Eben Haber

The Byrne-Haber-Tan Clan, of the San Francisco Bay Area, volunteered with GVN in San Cristobal, Galapagos, for two weeks over December 2011/January 2012. Eben Haber works as a researcher for IBM studying human-computer interaction (and co-authored a book on how people manage huge computer systems), and enjoys cycling, photography, and scuba diving. Sheri Byrne-Haber has had a long career making sure health insurance companies follow the law, and enjoys helping hearing-impaired kids get the treatment and education they need to excel in life (and co-authored a book on helping hearing-impaired kids succeed in a hearing world). Patty Tan, age 20 at the time of volunteering, is a student of public health at San Francisco State University, and enjoys camping and eating sushi. Talia Byrne-Haber, age 9 at the time of volunteering, is currently in 5th grade, and loves reading and spending time with horses, goats, dogs, cats, and just about any animal.
Talia picking up food at the station on the Galapagos

Why did you decide to volunteer abroad with GVN in the Galapagos?

Sheri: I'd wanted to see the tortoises since I was a little girl, and this seemed like a much better option than being a regular tourist.

Eben: I had heard for years about amazing trips to the Galapagos, but it seemed much more worthwhile to go as a volunteer and help make the place better.

Patty: I love science, and Darwin, and always wanted to see where Darwin's inspiration came from. And because I wanted to make a difference in a developing country.

Talia: It sounded cool.
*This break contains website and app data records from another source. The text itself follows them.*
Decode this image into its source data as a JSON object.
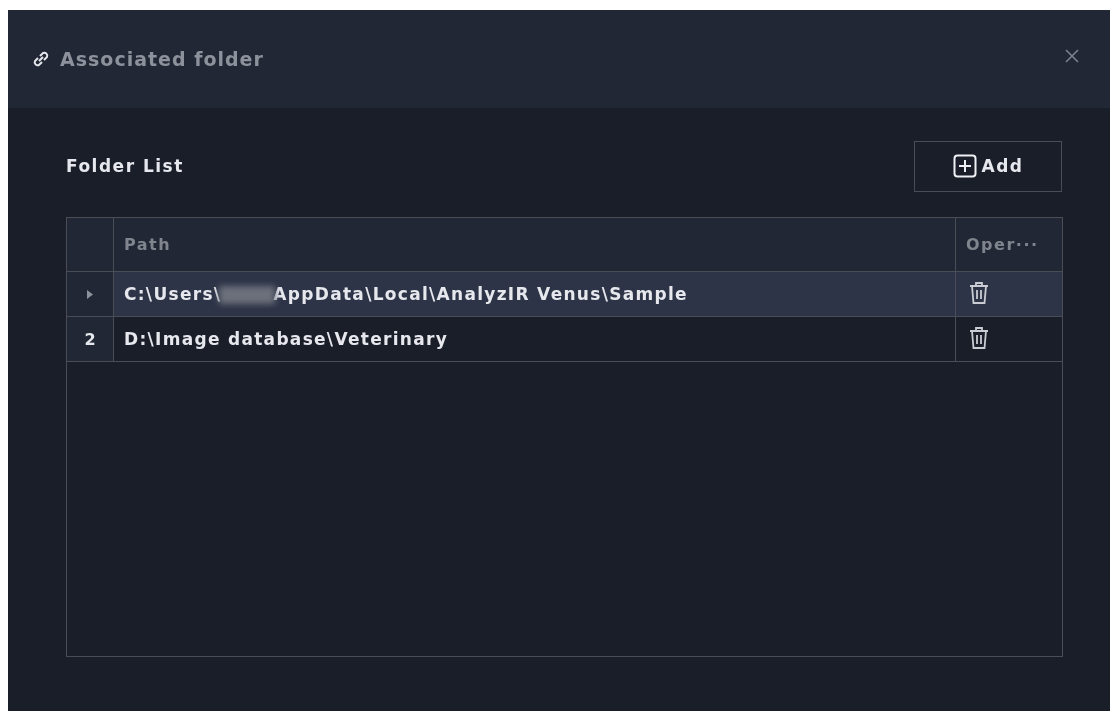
{
  "window": {
    "title": "Associated folder"
  },
  "folder_list": {
    "title": "Folder List",
    "add_button": "Add"
  },
  "table": {
    "columns": [
      {
        "label": "Path"
      },
      {
        "label": "Oper···"
      }
    ],
    "rows": [
      {
        "selected": true,
        "path_parts": [
          "C:\\Users\\",
          "AppData\\Local\\AnalyzIR Venus\\Sample"
        ]
      },
      {
        "selected": false,
        "number": "2",
        "path_parts": [
          "D:\\Image database\\Veterinary"
        ]
      }
    ]
  }
}
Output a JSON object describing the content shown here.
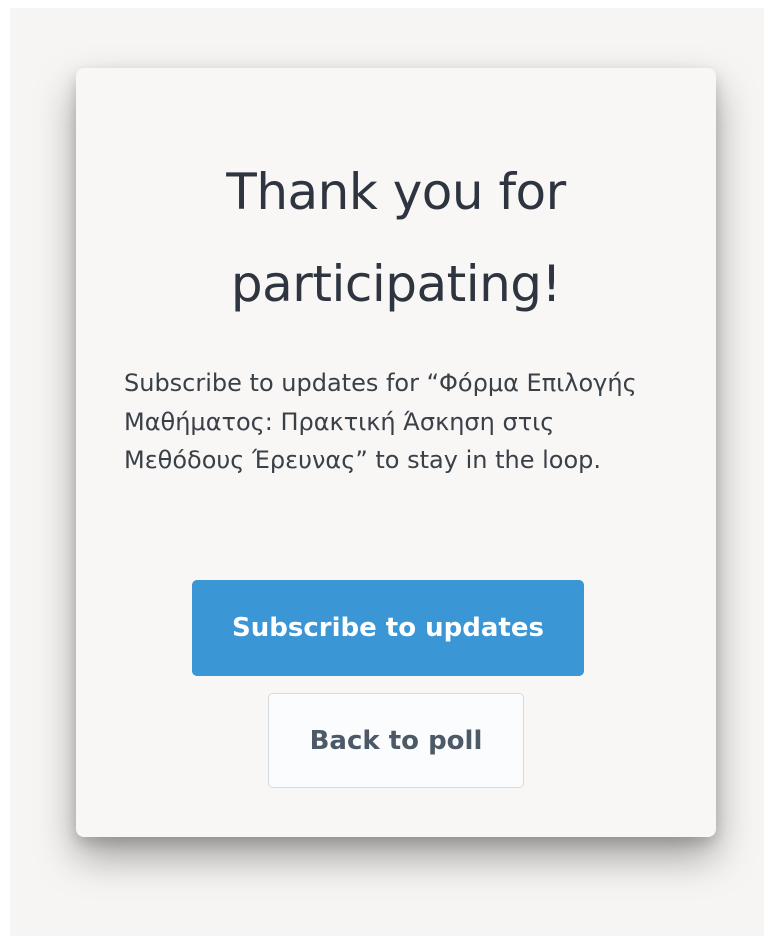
{
  "thank_you": {
    "title": "Thank you for participating!",
    "message": "Subscribe to updates for “Φόρμα Επιλογής Μαθήματος: Πρακτική Άσκηση στις Μεθόδους Έρευνας” to stay in the loop.",
    "subscribe_label": "Subscribe to updates",
    "back_label": "Back to poll"
  },
  "colors": {
    "background": "#f7f5f3",
    "card": "#f9f7f5",
    "title_text": "#2e3540",
    "body_text": "#3a4048",
    "primary_button": "#3a96d5",
    "secondary_button_text": "#4c5966"
  }
}
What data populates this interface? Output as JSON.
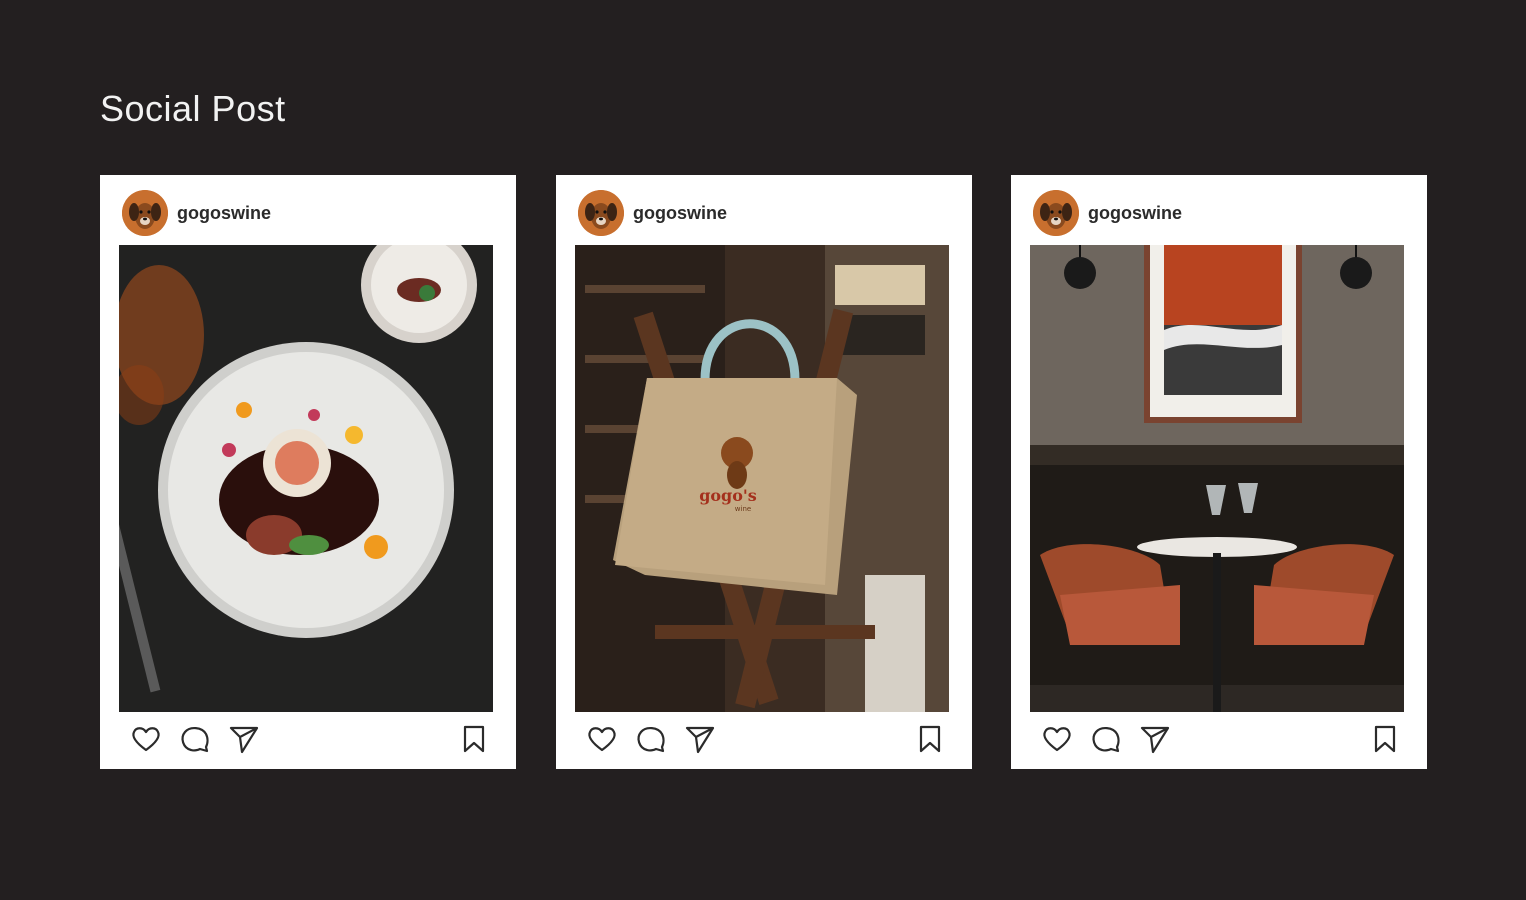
{
  "page": {
    "title": "Social Post",
    "background": "#231f20"
  },
  "colors": {
    "card": "#ffffff",
    "avatar_bg": "#c86f2e",
    "icon_stroke": "#2b2b2b"
  },
  "posts": [
    {
      "username": "gogoswine",
      "image_description_icon": "plated-dish-photo",
      "actions": [
        "heart-icon",
        "comment-icon",
        "send-icon",
        "bookmark-icon"
      ]
    },
    {
      "username": "gogoswine",
      "image_description_icon": "tote-bag-photo",
      "bag_logo": "gogo's",
      "bag_logo_sub": "wine",
      "actions": [
        "heart-icon",
        "comment-icon",
        "send-icon",
        "bookmark-icon"
      ]
    },
    {
      "username": "gogoswine",
      "image_description_icon": "restaurant-interior-photo",
      "actions": [
        "heart-icon",
        "comment-icon",
        "send-icon",
        "bookmark-icon"
      ]
    }
  ]
}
It just sounded cool.

What made this volunteer abroad experience unique and special?

Sheri: Getting to leave something permanent and positive behind, and not just having fun.

Eben: I'd never been on a volunteer trip before, so it was unique for me, but what made it special was the amazing wildlife: giant tortoises, sea lions with no fear of people, sea turtles, and huge varieties of birds.

Patty: I got to meet a large variety of people who came from different backgrounds, do a lots of different types of work (one day planting, another day hacking Mora), and the wildlife there was amazing.

Talia: Seeing the tortoise eggs at the Galapaguera.

Sorting and planting endemic coffee

Ten years from now, what’s the one thing you think you’ll remember from the trip?

Sheri: On New Year's Eve the people build paper mache effigies of their friends, their families, co-workers, and animals, and burn them all to celebrate the new year.

Eben: There's no place to buy lumber in San Cristobal, so when they wanted wood for construction at the station, we went half a mile into the forest and found a non-native tree. The tree was cut down, sawed into thick planks by hand with a chainsaw (the guy doing that had amazingly steady hands), we hauled the planks back through the woods, where the same guy cut them into thin planks, again by hand. It made me realize how my ancestors must have done carpentry before they could just go to the lumberyard and buy wood!

Patty: Germinating endemic coffee beans at a greenhouse and taking a lunch break across the street at the giant tortoise reserve. Also, how certain parts of the islands seemed totally untouched, pristine, where other parts of the islands were heavily impacted by human habitation.

Talia: The sea lions in town, sleeping on park benches, babies sunning themselves on the beach.

What did you wish you knew before going to the Galapagos?

Sheri: Nothing, you can really make do with limited resources as long as you don't let little details stress you out. But the fact that I had better Spanish that the rest of my family made things easier for me.

Eben: That the mattresses were pretty worn out, and that I should bring an air mattress!

Patty: Spanish.

Talia: Same here.

The family working in the government greenhouse, propagating native plants

What was the best moment of the entire trip?

Sheri: Swimming with the sea turtles off the beach near the city in San Cristobal, where the water was warm and the turtles came very close.

Eben: Visiting one of the neighboring farms to help chop down mora (blackberry plants), and seeing a family living in very humble circumstances, with a few cows, a bunch of chickens and pigs in the yard, and a house they'd clearly built themselves. The tourist guides never show the human side of the Galapagos.

Patty: Snorkeling over a large school of Galapagos sharks out by Kicker Rock.

Talia: Hearing that my dad got scared by a cow in the bushes when he walked to the bathroom one evening.